### Problem details
Take each line in the entries below that holds "Google" and show it.

Stored entries:
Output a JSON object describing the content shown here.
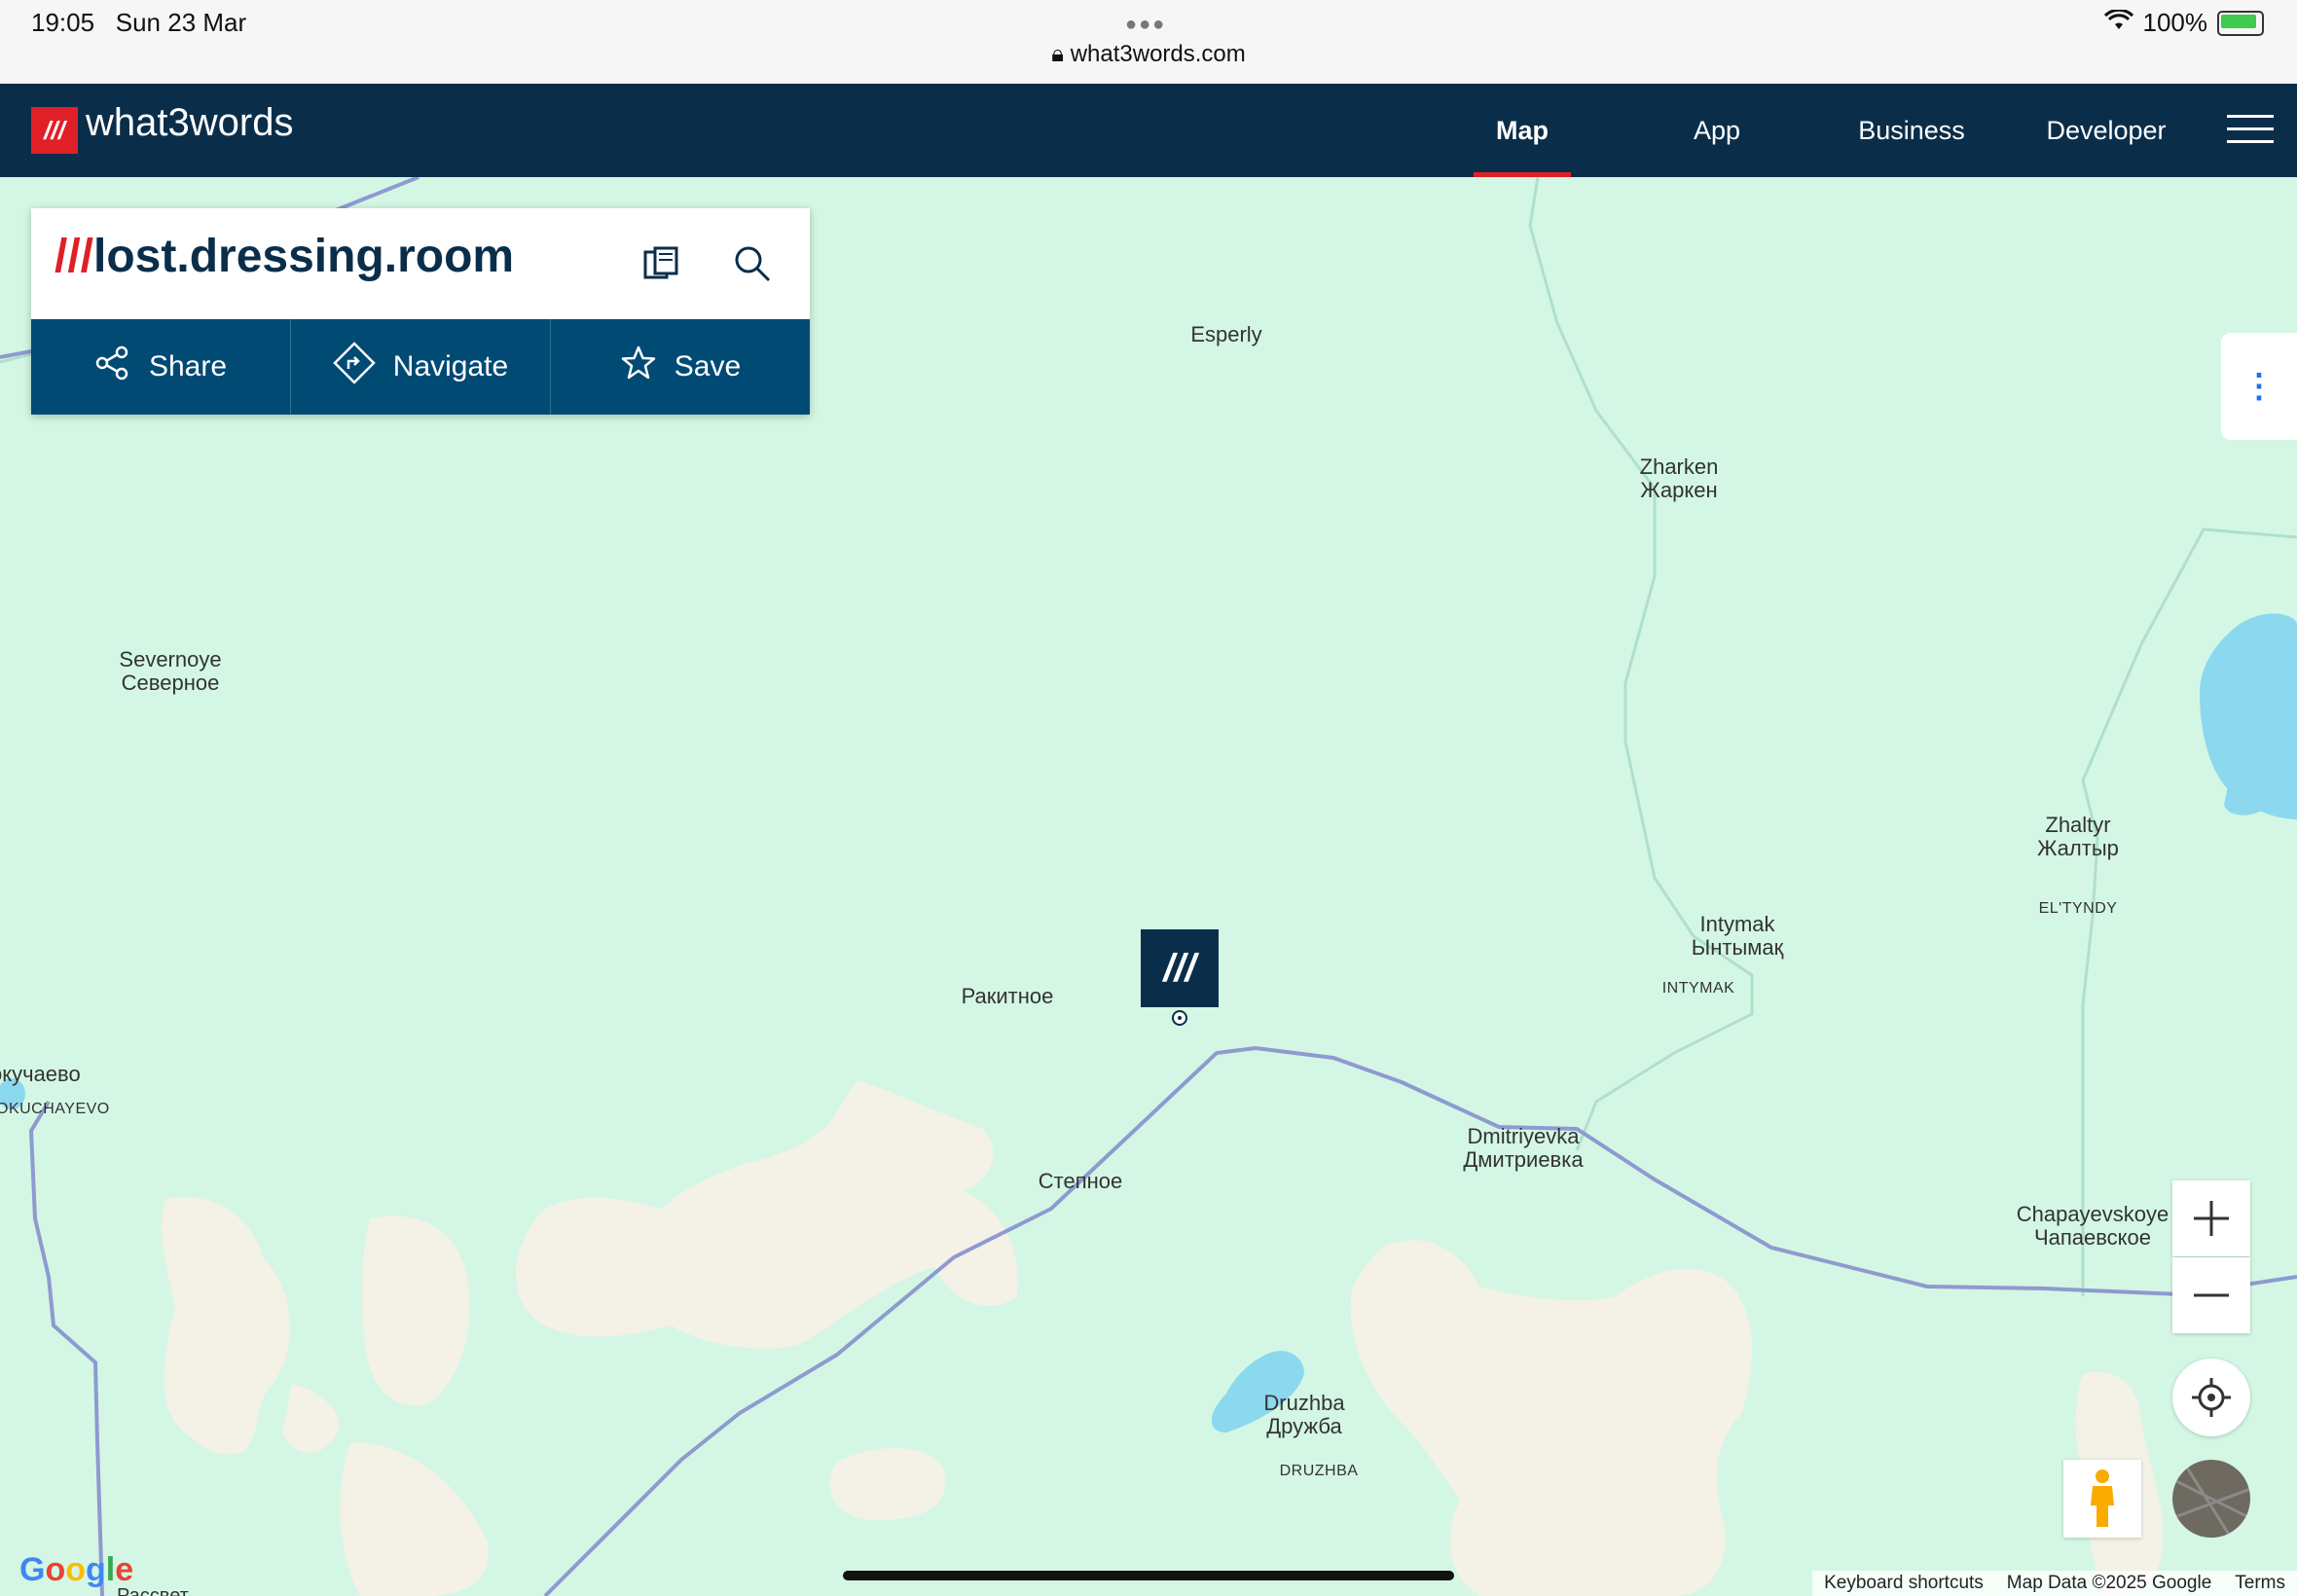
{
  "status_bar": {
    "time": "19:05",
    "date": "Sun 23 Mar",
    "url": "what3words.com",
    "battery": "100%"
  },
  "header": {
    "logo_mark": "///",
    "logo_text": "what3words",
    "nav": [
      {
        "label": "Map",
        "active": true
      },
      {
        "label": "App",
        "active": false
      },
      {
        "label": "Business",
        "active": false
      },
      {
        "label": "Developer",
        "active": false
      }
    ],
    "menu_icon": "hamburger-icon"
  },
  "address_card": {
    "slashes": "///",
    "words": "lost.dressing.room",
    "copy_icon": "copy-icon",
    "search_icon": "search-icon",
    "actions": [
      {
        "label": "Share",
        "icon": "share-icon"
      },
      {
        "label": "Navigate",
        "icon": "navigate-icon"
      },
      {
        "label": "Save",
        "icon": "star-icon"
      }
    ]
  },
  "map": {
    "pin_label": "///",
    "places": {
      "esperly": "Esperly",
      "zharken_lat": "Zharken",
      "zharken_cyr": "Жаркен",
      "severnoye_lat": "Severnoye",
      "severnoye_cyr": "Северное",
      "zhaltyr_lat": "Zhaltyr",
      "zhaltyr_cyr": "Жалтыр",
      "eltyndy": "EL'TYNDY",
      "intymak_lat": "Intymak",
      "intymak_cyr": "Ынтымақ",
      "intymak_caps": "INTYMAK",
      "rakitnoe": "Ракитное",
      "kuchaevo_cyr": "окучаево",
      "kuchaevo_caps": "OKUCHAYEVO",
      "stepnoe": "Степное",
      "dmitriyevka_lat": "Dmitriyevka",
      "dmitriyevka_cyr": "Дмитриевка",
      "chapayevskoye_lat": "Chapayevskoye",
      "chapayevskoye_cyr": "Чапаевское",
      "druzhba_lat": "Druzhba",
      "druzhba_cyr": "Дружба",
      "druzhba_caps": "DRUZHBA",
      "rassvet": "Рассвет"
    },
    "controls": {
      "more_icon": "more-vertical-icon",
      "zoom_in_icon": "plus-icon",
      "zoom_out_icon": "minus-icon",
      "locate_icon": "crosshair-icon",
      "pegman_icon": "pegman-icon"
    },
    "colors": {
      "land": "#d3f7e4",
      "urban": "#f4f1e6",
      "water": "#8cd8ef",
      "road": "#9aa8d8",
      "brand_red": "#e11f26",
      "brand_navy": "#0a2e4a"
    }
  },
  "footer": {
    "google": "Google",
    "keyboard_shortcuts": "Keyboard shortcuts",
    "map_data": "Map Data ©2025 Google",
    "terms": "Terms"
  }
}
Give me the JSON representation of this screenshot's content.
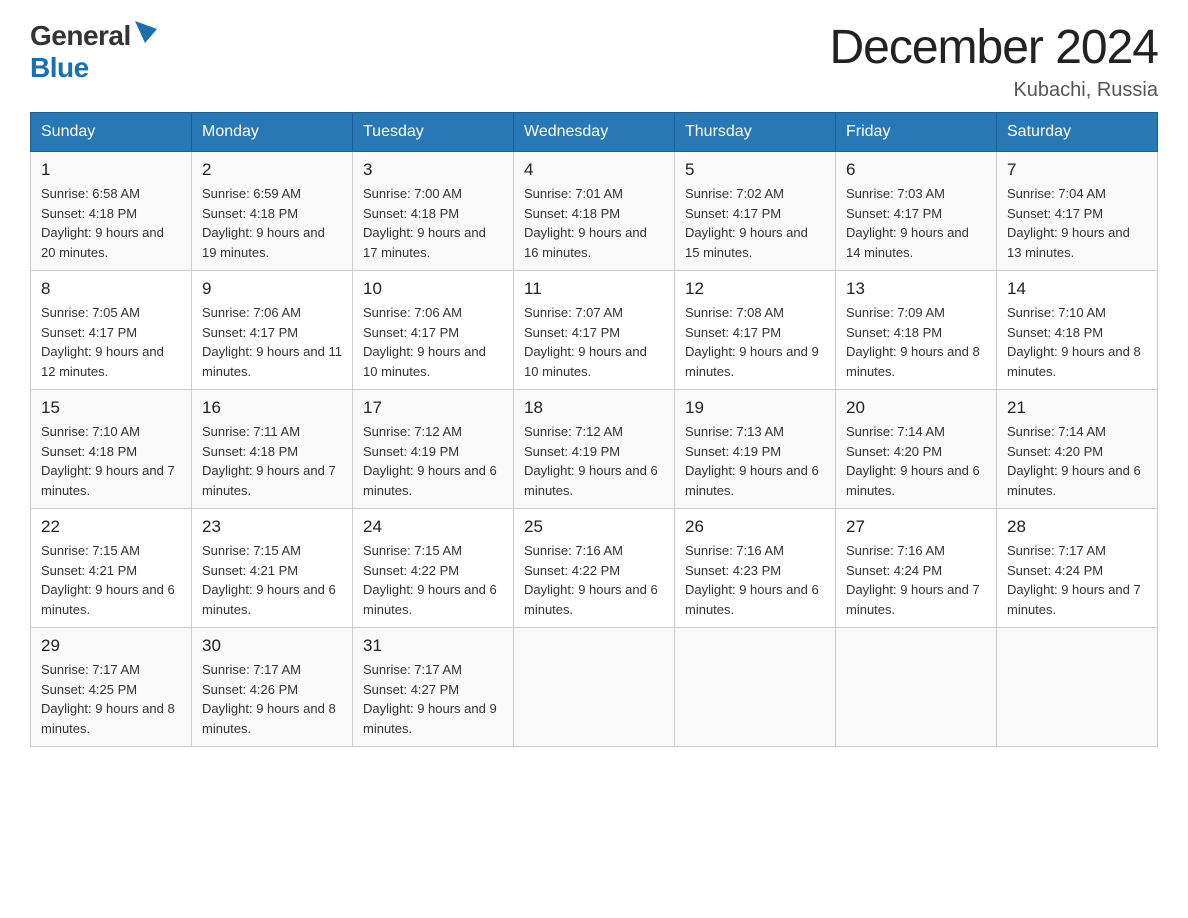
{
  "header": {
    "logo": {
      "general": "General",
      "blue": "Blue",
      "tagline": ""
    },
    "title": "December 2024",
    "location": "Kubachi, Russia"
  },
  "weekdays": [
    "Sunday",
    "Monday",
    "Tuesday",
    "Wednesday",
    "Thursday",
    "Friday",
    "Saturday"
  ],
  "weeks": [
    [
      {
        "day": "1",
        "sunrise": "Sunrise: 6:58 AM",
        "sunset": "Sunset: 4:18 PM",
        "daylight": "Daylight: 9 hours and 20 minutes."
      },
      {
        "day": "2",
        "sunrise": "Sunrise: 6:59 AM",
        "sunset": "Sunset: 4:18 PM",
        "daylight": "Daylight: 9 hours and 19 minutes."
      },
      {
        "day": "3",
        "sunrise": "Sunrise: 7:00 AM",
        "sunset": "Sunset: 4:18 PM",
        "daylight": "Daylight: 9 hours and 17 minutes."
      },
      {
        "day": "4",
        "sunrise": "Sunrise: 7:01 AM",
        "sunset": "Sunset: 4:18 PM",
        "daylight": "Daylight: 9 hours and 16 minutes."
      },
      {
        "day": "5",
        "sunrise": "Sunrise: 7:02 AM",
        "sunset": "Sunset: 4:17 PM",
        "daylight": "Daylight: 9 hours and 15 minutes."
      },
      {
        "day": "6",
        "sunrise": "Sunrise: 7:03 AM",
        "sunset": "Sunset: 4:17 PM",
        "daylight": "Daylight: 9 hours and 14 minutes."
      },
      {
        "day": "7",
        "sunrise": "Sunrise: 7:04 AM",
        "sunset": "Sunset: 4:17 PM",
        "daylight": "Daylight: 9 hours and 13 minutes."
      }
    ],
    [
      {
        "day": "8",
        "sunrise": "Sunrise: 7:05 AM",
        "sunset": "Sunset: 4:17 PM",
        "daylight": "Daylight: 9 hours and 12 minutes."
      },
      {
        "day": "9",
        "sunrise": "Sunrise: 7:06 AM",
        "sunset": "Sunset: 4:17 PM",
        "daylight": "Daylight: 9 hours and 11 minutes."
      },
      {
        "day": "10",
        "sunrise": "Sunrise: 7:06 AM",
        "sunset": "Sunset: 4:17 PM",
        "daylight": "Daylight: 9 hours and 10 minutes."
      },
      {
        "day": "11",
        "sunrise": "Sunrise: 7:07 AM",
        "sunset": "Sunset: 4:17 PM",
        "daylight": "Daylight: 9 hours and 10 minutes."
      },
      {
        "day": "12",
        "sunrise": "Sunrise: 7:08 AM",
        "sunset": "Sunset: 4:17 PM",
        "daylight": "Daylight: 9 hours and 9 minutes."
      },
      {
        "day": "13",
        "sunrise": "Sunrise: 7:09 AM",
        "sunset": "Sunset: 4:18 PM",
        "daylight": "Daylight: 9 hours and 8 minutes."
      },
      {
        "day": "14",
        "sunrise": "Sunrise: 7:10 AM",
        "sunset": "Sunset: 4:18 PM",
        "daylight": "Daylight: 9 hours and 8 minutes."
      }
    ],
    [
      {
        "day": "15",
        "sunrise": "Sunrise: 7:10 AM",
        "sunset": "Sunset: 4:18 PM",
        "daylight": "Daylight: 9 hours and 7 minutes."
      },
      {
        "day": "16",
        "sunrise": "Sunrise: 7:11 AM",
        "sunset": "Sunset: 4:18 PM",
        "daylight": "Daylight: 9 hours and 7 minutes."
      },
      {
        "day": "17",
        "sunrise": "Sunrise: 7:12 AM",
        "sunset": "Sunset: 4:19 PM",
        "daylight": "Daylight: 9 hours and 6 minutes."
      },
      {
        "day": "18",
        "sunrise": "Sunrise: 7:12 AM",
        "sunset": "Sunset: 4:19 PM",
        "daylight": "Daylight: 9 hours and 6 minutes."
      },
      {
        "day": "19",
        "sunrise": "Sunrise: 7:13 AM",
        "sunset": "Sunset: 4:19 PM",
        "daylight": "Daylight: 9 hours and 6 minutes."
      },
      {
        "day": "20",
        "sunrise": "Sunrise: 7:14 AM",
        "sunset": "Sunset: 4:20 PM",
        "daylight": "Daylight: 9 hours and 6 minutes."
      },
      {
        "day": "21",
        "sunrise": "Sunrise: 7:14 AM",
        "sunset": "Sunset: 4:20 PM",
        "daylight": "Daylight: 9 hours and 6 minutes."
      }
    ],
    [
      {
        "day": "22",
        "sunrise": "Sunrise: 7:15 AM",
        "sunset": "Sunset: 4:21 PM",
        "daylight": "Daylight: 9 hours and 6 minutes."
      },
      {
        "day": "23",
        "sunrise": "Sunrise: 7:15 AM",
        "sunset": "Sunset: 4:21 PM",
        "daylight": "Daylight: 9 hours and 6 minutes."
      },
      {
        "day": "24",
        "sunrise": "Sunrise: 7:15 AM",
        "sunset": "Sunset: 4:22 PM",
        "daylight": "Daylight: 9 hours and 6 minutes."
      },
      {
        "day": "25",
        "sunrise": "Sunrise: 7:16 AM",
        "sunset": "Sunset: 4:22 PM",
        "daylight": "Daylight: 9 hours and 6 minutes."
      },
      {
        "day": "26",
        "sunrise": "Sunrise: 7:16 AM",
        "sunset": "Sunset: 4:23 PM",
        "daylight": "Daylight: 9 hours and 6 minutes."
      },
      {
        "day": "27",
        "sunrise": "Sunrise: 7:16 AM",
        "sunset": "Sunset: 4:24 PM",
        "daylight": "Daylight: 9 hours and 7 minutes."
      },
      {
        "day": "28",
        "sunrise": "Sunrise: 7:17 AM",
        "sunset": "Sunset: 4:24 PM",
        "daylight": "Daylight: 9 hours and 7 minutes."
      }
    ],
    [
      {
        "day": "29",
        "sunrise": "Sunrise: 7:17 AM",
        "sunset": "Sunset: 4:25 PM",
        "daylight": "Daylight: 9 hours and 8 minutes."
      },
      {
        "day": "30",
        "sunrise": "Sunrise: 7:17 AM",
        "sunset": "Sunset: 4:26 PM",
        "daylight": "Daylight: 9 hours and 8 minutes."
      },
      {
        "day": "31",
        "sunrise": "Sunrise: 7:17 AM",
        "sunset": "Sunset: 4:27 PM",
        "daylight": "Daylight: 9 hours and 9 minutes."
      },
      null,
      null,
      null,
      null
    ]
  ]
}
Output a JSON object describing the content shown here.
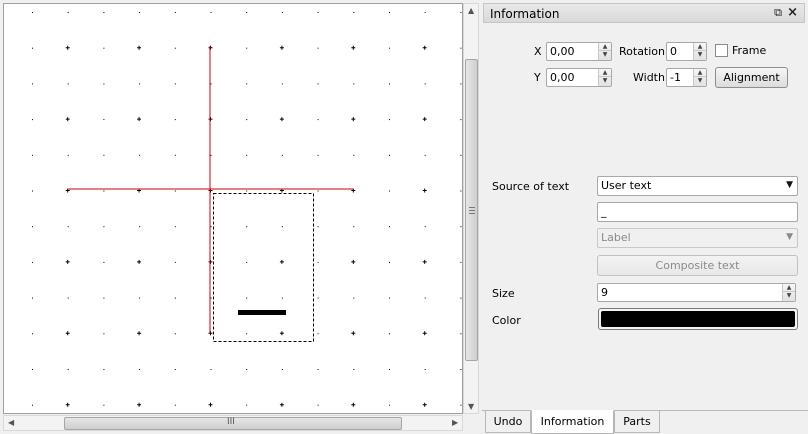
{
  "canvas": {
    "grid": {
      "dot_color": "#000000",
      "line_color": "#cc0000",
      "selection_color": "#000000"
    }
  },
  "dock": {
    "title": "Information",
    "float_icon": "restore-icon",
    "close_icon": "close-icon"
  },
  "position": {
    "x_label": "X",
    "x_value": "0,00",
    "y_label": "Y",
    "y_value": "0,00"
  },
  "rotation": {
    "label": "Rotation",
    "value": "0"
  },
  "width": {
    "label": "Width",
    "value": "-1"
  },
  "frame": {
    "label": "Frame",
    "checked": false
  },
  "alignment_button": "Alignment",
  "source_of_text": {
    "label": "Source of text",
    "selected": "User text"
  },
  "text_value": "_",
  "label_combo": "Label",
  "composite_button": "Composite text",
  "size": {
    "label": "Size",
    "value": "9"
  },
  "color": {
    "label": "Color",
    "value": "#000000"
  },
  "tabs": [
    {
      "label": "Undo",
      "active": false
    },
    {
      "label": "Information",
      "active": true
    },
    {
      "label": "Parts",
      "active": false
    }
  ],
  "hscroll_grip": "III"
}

### Result of this exercise
    "google": "Google",
    "map_data": "Map Data ©2025 Google",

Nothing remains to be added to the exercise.